* **Exercise prompt**: The entries that follow should come back exactly, with no pictures among them.

(Stored items from a collection)

____

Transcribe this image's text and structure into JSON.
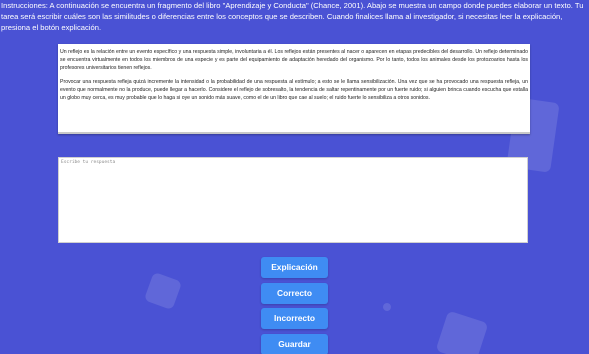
{
  "instructions": "Instrucciones: A continuación se encuentra un fragmento del libro \"Aprendizaje y Conducta\" (Chance, 2001). Abajo se muestra un campo donde puedes elaborar un texto. Tu tarea será escribir cuáles son las similitudes o diferencias entre los conceptos que se describen. Cuando finalices llama al investigador, si necesitas leer la explicación, presiona el botón explicación.",
  "reading": {
    "paragraphs": [
      "Un reflejo es la relación entre un evento específico y una respuesta simple, involuntaria a él. Los reflejos están presentes al nacer o aparecen en etapas predecibles del desarrollo. Un reflejo determinado se encuentra virtualmente en todos los miembros de una especie y es parte del equipamiento de adaptación heredado del organismo. Por lo tanto, todos los animales desde los protozoarios hasta los profesores universitarios tienen reflejos.",
      "Provocar una respuesta refleja quizá incremente la intensidad o la probabilidad de una respuesta al estímulo; a esto se le llama sensibilización. Una vez que se ha provocado una respuesta refleja, un evento que normalmente no la produce, puede llegar a hacerlo. Considere el reflejo de sobresalto, la tendencia de saltar repentinamente por un fuerte ruido; si alguien brinca cuando escucha que estalla un globo muy cerca, es muy probable que lo haga si oye un sonido más suave, como el de un libro que cae al suelo; el ruido fuerte lo sensibiliza a otros sonidos."
    ]
  },
  "answer": {
    "placeholder": "Escribe tu respuesta",
    "value": ""
  },
  "buttons": {
    "explanation": "Explicación",
    "correct": "Correcto",
    "incorrect": "Incorrecto",
    "save": "Guardar"
  },
  "colors": {
    "background": "#4a52d4",
    "button": "#3f8cf3"
  }
}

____

* **Solution**:
Transcribe this image's text and structure into JSON.
{
  "instructions": "Instrucciones: A continuación se encuentra un fragmento del libro \"Aprendizaje y Conducta\" (Chance, 2001). Abajo se muestra un campo donde puedes elaborar un texto. Tu tarea será escribir cuáles son las similitudes o diferencias entre los conceptos que se describen. Cuando finalices llama al investigador, si necesitas leer la explicación, presiona el botón explicación.",
  "reading": {
    "paragraphs": [
      "Un reflejo es la relación entre un evento específico y una respuesta simple, involuntaria a él. Los reflejos están presentes al nacer o aparecen en etapas predecibles del desarrollo. Un reflejo determinado se encuentra virtualmente en todos los miembros de una especie y es parte del equipamiento de adaptación heredado del organismo. Por lo tanto, todos los animales desde los protozoarios hasta los profesores universitarios tienen reflejos.",
      "Provocar una respuesta refleja quizá incremente la intensidad o la probabilidad de una respuesta al estímulo; a esto se le llama sensibilización. Una vez que se ha provocado una respuesta refleja, un evento que normalmente no la produce, puede llegar a hacerlo. Considere el reflejo de sobresalto, la tendencia de saltar repentinamente por un fuerte ruido; si alguien brinca cuando escucha que estalla un globo muy cerca, es muy probable que lo haga si oye un sonido más suave, como el de un libro que cae al suelo; el ruido fuerte lo sensibiliza a otros sonidos."
    ]
  },
  "answer": {
    "placeholder": "Escribe tu respuesta",
    "value": ""
  },
  "buttons": {
    "explanation": "Explicación",
    "correct": "Correcto",
    "incorrect": "Incorrecto",
    "save": "Guardar"
  },
  "colors": {
    "background": "#4a52d4",
    "button": "#3f8cf3"
  }
}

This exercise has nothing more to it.